Photo courtesy of Mark Gutierrez.
In 1935, during the rise in power of the Nazi party, Carl von Ossietzky—editor of a dissident newspaper in Germany — published a piece about the secret German rearmament, enraging the conservative parties of Western Europe. For his actions, the Nobel Peace Committee awarded him the 1935 prize; because of the severe controversy around this award, two committee members (politicians in the Norwegian parliament) resigned. The King of Norway distanced himself from the ceremony. Conservative papers across Norway decried Ossietzky and the Nobel Peace Committee, stating that, “Lasting peace between peoples and nations can only be achieved by respecting the existing laws.”
For Asle Toje, youngest member of today’s Nobel Peace Committee, this was the proudest moment for the prize, a time when the committee actively endangered itself for the greater good and honored someone who used their place of power to “pay the ultimate price.” Ossietzky’s story also served as the introduction to Toje’s lecture at the Business and Public Management Building on Feb. 15.
As the second member of the five-person Nobel Peace Committee to visit the campus during this academic year, Toje’s spoken themes served as a complement to the previous visit by Dr. Henrik Syse. While Syse discussed ideals and hopes relating to the prize, Toje’s interpersonal approach to his lecture focused on the people surrounding the prize — the specialists who help conduct research on candidates, the laureates and Alfred Nobel himself.

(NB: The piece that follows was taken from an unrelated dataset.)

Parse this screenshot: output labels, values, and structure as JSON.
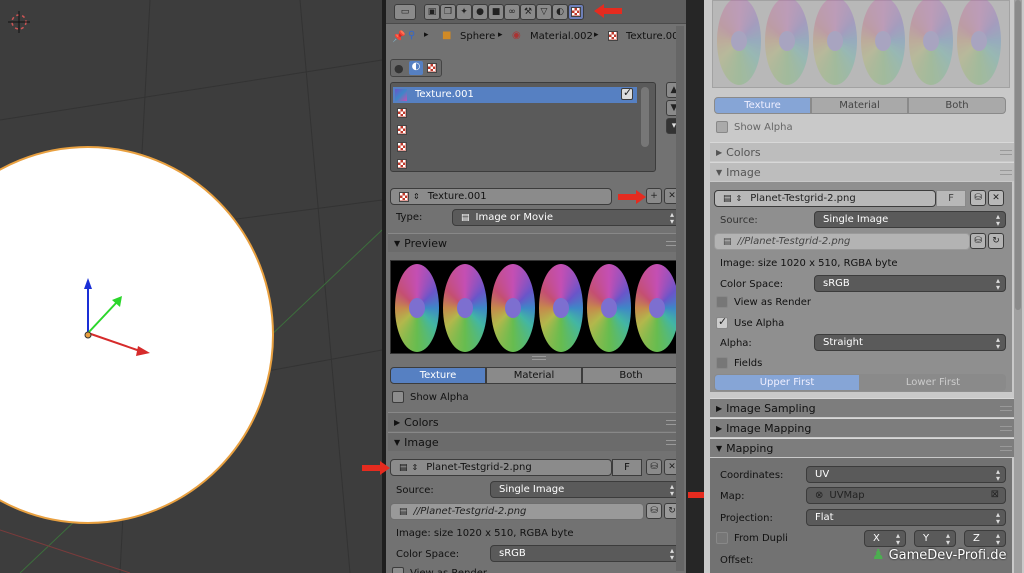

A full lecture hall of students, alumni and faculty listened closely as Toje told tales of meeting Malala and the Dalai Lama.
One of his persistent themes: how winning the award can, at times, be a burden for the laureate. In the case of Malala, Toje was happy to see that, off-stage and out of the public eye, she could still keep remnants of her life as a “shy 17-year-old.”
Another story he shared was on one of 2018’s laureates, Denis Mukwege Mukengere, a Congolese gynecologist who specializes in the treatment of women who were victims of rape as a weapon of war. Due to the oppositional attitude of his surgeries, Mukengere’s work puts his life at risk. One time, on his way to church on a Sunday, Mukengere took a detour to perform last-minute surgery on another victim. That surgery, perhaps, saved his life, as armed soldiers waited outside his typical church on that day. Toje emphasized the idea that oftentimes, the laureates continue their work despite the direct endangerment of their lives.
Through all of his stories, Toje still carried himself with a humble attitude. “As the youngest member of the committee … I’m still the one to grab the sandwiches and coffee.”
After his official lecture finished, he opened up to an open forum with the audience, stating that “West Chester students have far better questions than I have lectures.”
Aislinn Tobin, first-year political science major, asked how Toje believes the Nobel prize might affect international policy change.
“The prize does not create peace…we are mostly a thumb on the scale,” responded Toje.
When asked about what aspect of the United States Toje might want to draw more attention to and fix, the Nobel Committee member was quick to reference the education system as “failing the United States,” a statement related closely to West Chester.
Toje ended the lecture with a statement on the student body.
“The quality of the students [at West Chester University] is amazing…you’re lucky to be here.”
Max James is a fourth-year student majoring in communication studies with minors in French and creative writing. MJ853459@wcupa.edu